The Vietnam free trade deal signed two days after the EU Mercosur agreement, to much less fanfare, has substantial opportunities for Ireland's exporters and - in particular - the farming sector, who look set to lose some market under the former deal.
The trade and investment deal with Vietnam was signed by EU Commissioner for Trade Cecilia Malmström in Hanoi yesterday.
One the one hand this is a good deal for EU member states, particularly Ireland, but like the Mercosur deal it also sends a clear signal to the US that free trade is the future and to potential exiting member states - such as the UK - and any would-be exitors, that the European trading block is a progressive serious player on global markets.
The significance of the EU-Vietnam deal was not lost on President Donald Trump prior to flying to the G20 summit last week.
He sent a warning that China was "ripe" for new tariffs and suggested that Vietnam, which he called "the single worst abuser of everybody" could be next.
Irish interest in the EU free trade and investment deal with Vietnam is multi-faceted. There is the straight trade deal, which should help our exporters of goods increase from the current €65m of pharmaceuticals, computer components and food.
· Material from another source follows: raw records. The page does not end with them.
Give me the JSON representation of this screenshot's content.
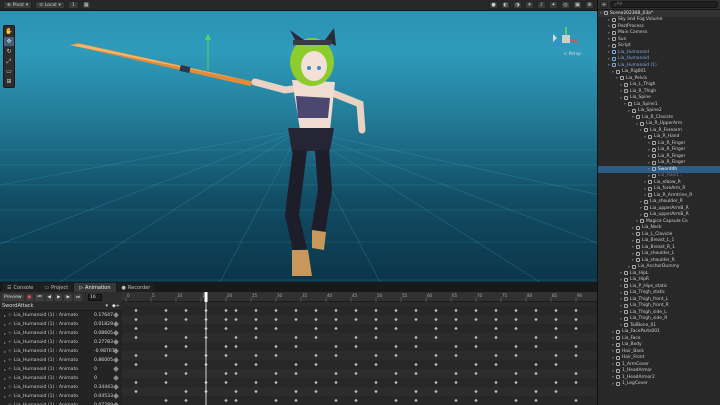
{
  "scene_toolbar": {
    "pivot_label": "Pivot",
    "space_label": "Local",
    "grid_value": "1"
  },
  "scene_view": {
    "perspective_label": "< Persp"
  },
  "anim_tabs": [
    {
      "label": "Console",
      "icon": "console-icon"
    },
    {
      "label": "Project",
      "icon": "folder-icon"
    },
    {
      "label": "Animation",
      "icon": "animation-icon"
    },
    {
      "label": "Recorder",
      "icon": "record-icon"
    }
  ],
  "anim_controls": {
    "preview_label": "Preview",
    "frame_value": "16",
    "clip_name": "SwordAttack"
  },
  "properties": [
    {
      "label": "Lia_Humanoid (1) : Animato",
      "value": "0.17647"
    },
    {
      "label": "Lia_Humanoid (1) : Animato",
      "value": "0.01829"
    },
    {
      "label": "Lia_Humanoid (1) : Animato",
      "value": "0.08605"
    },
    {
      "label": "Lia_Humanoid (1) : Animato",
      "value": "0.27783"
    },
    {
      "label": "Lia_Humanoid (1) : Animato",
      "value": "-0.98707"
    },
    {
      "label": "Lia_Humanoid (1) : Animato",
      "value": "0.86005"
    },
    {
      "label": "Lia_Humanoid (1) : Animato",
      "value": "0"
    },
    {
      "label": "Lia_Humanoid (1) : Animato",
      "value": "0"
    },
    {
      "label": "Lia_Humanoid (1) : Animato",
      "value": "0.34443"
    },
    {
      "label": "Lia_Humanoid (1) : Animato",
      "value": "0.04533"
    },
    {
      "label": "Lia_Humanoid (1) : Animato",
      "value": "0.07289"
    }
  ],
  "timeline": {
    "current_frame": 16,
    "ruler_ticks": [
      "0",
      "5",
      "10",
      "15",
      "20",
      "25",
      "30",
      "35",
      "40",
      "45",
      "50",
      "55",
      "60",
      "65",
      "70",
      "75",
      "80",
      "85",
      "90"
    ]
  },
  "hierarchy": {
    "search_placeholder": "All",
    "items": [
      {
        "label": "Scene20230B_03a*",
        "depth": 0,
        "kind": "scene"
      },
      {
        "label": "Sky and Fog Volume",
        "depth": 2,
        "kind": "normal"
      },
      {
        "label": "PostProcess",
        "depth": 2,
        "kind": "normal"
      },
      {
        "label": "Main Camera",
        "depth": 2,
        "kind": "normal"
      },
      {
        "label": "Sun",
        "depth": 2,
        "kind": "normal"
      },
      {
        "label": "Script",
        "depth": 2,
        "kind": "normal"
      },
      {
        "label": "Lia_Humanoid",
        "depth": 2,
        "kind": "blue"
      },
      {
        "label": "Lia_Humanoid",
        "depth": 2,
        "kind": "blue"
      },
      {
        "label": "Lia_Humanoid (1)",
        "depth": 2,
        "kind": "blue"
      },
      {
        "label": "Lia_Rig001",
        "depth": 3,
        "kind": "normal"
      },
      {
        "label": "Lia_Pelvis",
        "depth": 4,
        "kind": "normal"
      },
      {
        "label": "Lia_L_Thigh",
        "depth": 5,
        "kind": "normal"
      },
      {
        "label": "Lia_R_Thigh",
        "depth": 5,
        "kind": "normal"
      },
      {
        "label": "Lia_Spine",
        "depth": 5,
        "kind": "normal"
      },
      {
        "label": "Lia_Spine1",
        "depth": 6,
        "kind": "normal"
      },
      {
        "label": "Lia_Spine2",
        "depth": 7,
        "kind": "normal"
      },
      {
        "label": "Lia_R_Clavicle",
        "depth": 8,
        "kind": "normal"
      },
      {
        "label": "Lia_R_UpperArm",
        "depth": 9,
        "kind": "normal"
      },
      {
        "label": "Lia_R_Forearm",
        "depth": 10,
        "kind": "normal"
      },
      {
        "label": "Lia_R_Hand",
        "depth": 11,
        "kind": "normal"
      },
      {
        "label": "Lia_R_Finger",
        "depth": 12,
        "kind": "normal"
      },
      {
        "label": "Lia_R_Finger",
        "depth": 12,
        "kind": "normal"
      },
      {
        "label": "Lia_R_Finger",
        "depth": 12,
        "kind": "normal"
      },
      {
        "label": "Lia_R_Finger",
        "depth": 12,
        "kind": "normal"
      },
      {
        "label": "Sword4h",
        "depth": 12,
        "kind": "selected"
      },
      {
        "label": "Lia_Hand...",
        "depth": 12,
        "kind": "dim"
      },
      {
        "label": "Lia_elbow_R",
        "depth": 11,
        "kind": "normal"
      },
      {
        "label": "Lia_foreArm_R",
        "depth": 11,
        "kind": "normal"
      },
      {
        "label": "Lia_R_Armtrine_R",
        "depth": 11,
        "kind": "normal"
      },
      {
        "label": "Lia_shoulder_R",
        "depth": 10,
        "kind": "normal"
      },
      {
        "label": "Lia_upperArmB_R",
        "depth": 10,
        "kind": "normal"
      },
      {
        "label": "Lia_upperArmB_R",
        "depth": 10,
        "kind": "normal"
      },
      {
        "label": "Magica Capsule Co",
        "depth": 9,
        "kind": "normal"
      },
      {
        "label": "Lia_Neck",
        "depth": 8,
        "kind": "normal"
      },
      {
        "label": "Lia_L_Clavicle",
        "depth": 8,
        "kind": "normal"
      },
      {
        "label": "Lia_Breast_L_1",
        "depth": 8,
        "kind": "normal"
      },
      {
        "label": "Lia_Breast_R_1",
        "depth": 8,
        "kind": "normal"
      },
      {
        "label": "Lia_shoulder_L",
        "depth": 8,
        "kind": "normal"
      },
      {
        "label": "Lia_shoulder_R",
        "depth": 8,
        "kind": "normal"
      },
      {
        "label": "Lia_AnchorDummy",
        "depth": 7,
        "kind": "normal"
      },
      {
        "label": "Lia_HipL",
        "depth": 5,
        "kind": "normal"
      },
      {
        "label": "Lia_HipR",
        "depth": 5,
        "kind": "normal"
      },
      {
        "label": "Lia_P_Hips_static",
        "depth": 5,
        "kind": "normal"
      },
      {
        "label": "Lia_Thigh_static",
        "depth": 5,
        "kind": "normal"
      },
      {
        "label": "Lia_Thigh_front_L",
        "depth": 5,
        "kind": "normal"
      },
      {
        "label": "Lia_Thigh_front_R",
        "depth": 5,
        "kind": "normal"
      },
      {
        "label": "Lia_Thigh_side_L",
        "depth": 5,
        "kind": "normal"
      },
      {
        "label": "Lia_Thigh_side_R",
        "depth": 5,
        "kind": "normal"
      },
      {
        "label": "TailBone_01",
        "depth": 5,
        "kind": "normal"
      },
      {
        "label": "Lia_FaceParts001",
        "depth": 3,
        "kind": "normal"
      },
      {
        "label": "Lia_Face",
        "depth": 3,
        "kind": "normal"
      },
      {
        "label": "Lia_Body",
        "depth": 3,
        "kind": "normal"
      },
      {
        "label": "Hair_Back",
        "depth": 3,
        "kind": "normal"
      },
      {
        "label": "Hair_Front",
        "depth": 3,
        "kind": "normal"
      },
      {
        "label": "1_ArmCover",
        "depth": 3,
        "kind": "normal"
      },
      {
        "label": "1_HeadArmor",
        "depth": 3,
        "kind": "normal"
      },
      {
        "label": "1_HeadArmor2",
        "depth": 3,
        "kind": "normal"
      },
      {
        "label": "1_LegCover",
        "depth": 3,
        "kind": "normal"
      }
    ]
  },
  "colors": {
    "selection": "#2c5d87",
    "playhead": "#ffffff",
    "keyframe": "#b8b8b8",
    "sky": "#2f9bbb"
  }
}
But, more importantly, there is the long-standing services trade connection which last year amounted to exports of €164m.
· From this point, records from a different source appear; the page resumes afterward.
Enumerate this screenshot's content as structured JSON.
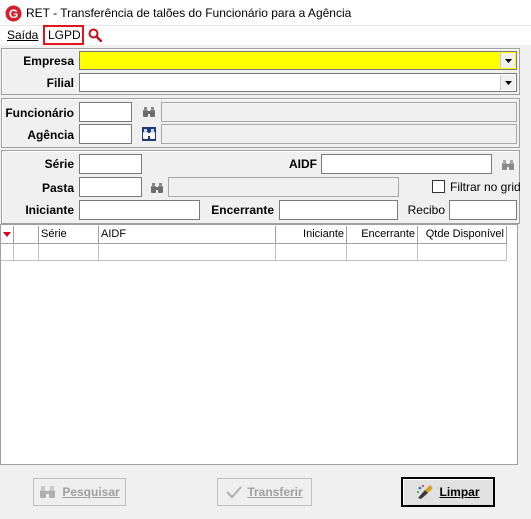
{
  "window": {
    "title": "RET - Transferência de talões do Funcionário para a Agência",
    "logo_letter": "G",
    "accent": "#d81e2c"
  },
  "menu": {
    "items": [
      "Saída",
      "LGPD"
    ],
    "search_icon": "magnifier-icon",
    "highlight_color": "#e3141b"
  },
  "top_group": {
    "empresa_label": "Empresa",
    "empresa_value": "",
    "empresa_bg": "#ffff00",
    "filial_label": "Filial",
    "filial_value": ""
  },
  "func_group": {
    "funcionario_label": "Funcionário",
    "funcionario_code": "",
    "funcionario_name": "",
    "agencia_label": "Agência",
    "agencia_code": "",
    "agencia_name": ""
  },
  "filter_group": {
    "serie_label": "Série",
    "serie_value": "",
    "aidf_label": "AIDF",
    "aidf_value": "",
    "pasta_label": "Pasta",
    "pasta_code": "",
    "pasta_name": "",
    "filtrar_label": "Filtrar no grid",
    "filtrar_checked": false,
    "iniciante_label": "Iniciante",
    "iniciante_value": "",
    "encerrante_label": "Encerrante",
    "encerrante_value": "",
    "recibo_label": "Recibo",
    "recibo_value": ""
  },
  "grid": {
    "columns": [
      "",
      "",
      "Série",
      "AIDF",
      "Iniciante",
      "Encerrante",
      "Qtde Disponível"
    ],
    "rows": [
      [
        "",
        "",
        "",
        "",
        "",
        "",
        ""
      ]
    ]
  },
  "buttons": {
    "pesquisar": "Pesquisar",
    "transferir": "Transferir",
    "limpar": "Limpar"
  }
}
This strong services trade is connected with the ESB International division, which - back in 1987 - installed a much-needed power station in a still recovering Vietnam after its war with the US.
The Vietnam government at the time did not have access to foreign currency to pay for the installation, but an innovative management at ESB managed to arrange payment by taking ship loads of the chemical urea as barter, and then selling this on global markets for hard currency.
ESB International has worked on training and consultancy projects in Vietnam over the past 25 years and has opened the doors for many other services exporters to the country.
More recently Bord Bia identified the growth potential of south-east Asia for Irish food exports with the opening of an office in Singapore last year.
The Singapore office is focused on the south-east Asian countries of Vietnam, Indonesia, Malaysia, Philippines, Thailand, Japan and South Korea.
With a population of 93 million people, Vietnam’s dairy industry worth over €5.5bn - one of the largest markets in south-east Asia - is seen as particularly lucrative for Irish dairy producers, as Vietnam imports 80% of its dairy demand.
As income levels have been rising demand for dairy, beef and pork products has been rising rapidly, but imports are mainly coming from New Zealand and the US.
The EU–Vietnam free trade deal should enable Irish producers to expand their current very limited foothold in Vietnam.
The trade agreement will eliminate nearly all customs duties on goods traded between the two sides in a progressive way.
But, it will also ensure that traditional Irish and European food and drink products will have current quota restrictions lifted on imports into Vietnam.
In addition, EU companies will also be able to participate in bids for procurement tenders in Vietnam on an equal footing with domestic companies which will be welcomed by our services exporters.
The investment protection elements of the agreement include modern rules on investment protection, enforceable through the new Investment Court System, and ensure that the right of the governments on both sides to regulate in the interest of their citizens is preserved.
The EU investment stock in Vietnam is modest, standing at €6bn in 2017.
The new legal guarantees preventing conflict of interest and increasing transparency should help EU and Irish investors, increasingly worried about negative aspects of China trade and investment regime, to set up an alternative hub to serve the Mekong region.
John Whelan is managing partner of international trade consultancy The Linkage-Partnership